(from HW, Spedsta Team Member in San Diego)
I was recently on the road recently in San Diego and saw a bright, flashy new bus on the road. It turned out to be a “Van Hool TD925” which was an 81 passenger charter bus designed by the Van Hool company in Belgium. The image below is the bus that I saw, but what it said on the sides of the bus intrigued me “81 Fewer Cars on the Road! ”.
Moore’s law is a popular description of how electronics are getting smaller and cheaper at an incredible pace. Essentially every 18 months, electronic device density doubles or is 2 times the performance. How does fuel efficiency compare in bus technology compare over the years? What is the Moore’s law for bus fuel efficiency? Lets take a look at the numbers.
Historically fuel economy in buses and public transportation have been reported in passenger-miles-per-gallon. Lets take a look at the ratings of the workhorse bus of the Greyhound Bus company and the newest Van Tool bus.
- MCI 102DL3 Bus: This was first introduced in 1992 and is built by the MCI Company. Greyhound started to use this bus in 1998. Stated rating is 330 passenger-miles-per-gallon .
- Van Hool TD925: First introduced in 2011. Stated fuel economy is 486 passenger-miles-per-gallon.
Just taking those facts, in 13 years fuel efficiency had increased from 330 to 486 passenger-miles-per gallon. So (on average), there is 12 passenger-mile-per-gallon improvement every year. To keep pace with Moore’s doubling law, to double fuel efficiency from 330 to 660, it will take 27 years.
To get these numbers in context: electronics performance improvements are happening 18 times faster than improvements in bus performance. That is the difference between a cheetah running at full speed and a turtle!
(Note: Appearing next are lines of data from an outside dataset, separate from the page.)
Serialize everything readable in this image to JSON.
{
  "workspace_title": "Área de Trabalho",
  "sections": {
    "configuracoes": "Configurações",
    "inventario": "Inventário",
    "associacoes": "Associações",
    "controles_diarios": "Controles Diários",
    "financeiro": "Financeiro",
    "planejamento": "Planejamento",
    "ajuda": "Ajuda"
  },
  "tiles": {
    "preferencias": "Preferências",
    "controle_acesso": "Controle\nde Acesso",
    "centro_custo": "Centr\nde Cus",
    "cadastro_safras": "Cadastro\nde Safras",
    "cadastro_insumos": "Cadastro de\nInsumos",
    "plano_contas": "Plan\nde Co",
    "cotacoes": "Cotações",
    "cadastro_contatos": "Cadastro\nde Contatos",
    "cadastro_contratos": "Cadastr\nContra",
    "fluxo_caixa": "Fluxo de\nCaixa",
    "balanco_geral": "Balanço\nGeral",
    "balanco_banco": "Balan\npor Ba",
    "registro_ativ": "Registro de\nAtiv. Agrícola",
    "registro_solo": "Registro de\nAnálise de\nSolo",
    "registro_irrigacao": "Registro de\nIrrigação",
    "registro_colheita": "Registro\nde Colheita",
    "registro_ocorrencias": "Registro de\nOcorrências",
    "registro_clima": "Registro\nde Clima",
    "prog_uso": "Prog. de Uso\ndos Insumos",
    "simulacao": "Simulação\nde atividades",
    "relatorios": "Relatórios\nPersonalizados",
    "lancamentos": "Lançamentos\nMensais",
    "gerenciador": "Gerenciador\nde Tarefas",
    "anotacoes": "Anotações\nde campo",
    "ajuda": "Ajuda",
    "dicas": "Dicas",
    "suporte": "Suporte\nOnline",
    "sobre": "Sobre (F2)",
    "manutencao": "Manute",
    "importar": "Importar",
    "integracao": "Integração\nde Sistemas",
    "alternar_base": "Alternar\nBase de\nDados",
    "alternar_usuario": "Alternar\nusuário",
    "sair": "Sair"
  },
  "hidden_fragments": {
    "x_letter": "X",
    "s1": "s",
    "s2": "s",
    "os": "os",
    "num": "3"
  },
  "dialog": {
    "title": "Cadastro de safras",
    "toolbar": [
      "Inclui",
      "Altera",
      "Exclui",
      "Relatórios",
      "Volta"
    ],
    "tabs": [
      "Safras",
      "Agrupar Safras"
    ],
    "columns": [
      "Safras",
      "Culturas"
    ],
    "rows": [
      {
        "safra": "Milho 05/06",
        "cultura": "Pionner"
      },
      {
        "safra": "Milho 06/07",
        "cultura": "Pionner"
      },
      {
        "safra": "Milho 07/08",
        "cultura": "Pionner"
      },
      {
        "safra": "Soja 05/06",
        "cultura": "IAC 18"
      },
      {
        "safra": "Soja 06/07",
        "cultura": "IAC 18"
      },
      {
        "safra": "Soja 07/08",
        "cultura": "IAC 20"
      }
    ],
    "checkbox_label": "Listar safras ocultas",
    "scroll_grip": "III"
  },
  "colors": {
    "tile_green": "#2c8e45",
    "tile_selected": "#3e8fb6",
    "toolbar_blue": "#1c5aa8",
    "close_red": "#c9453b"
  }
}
Maybe there can be a better way to improve the efficiency of people transportation faster than the walking speed of a turtle.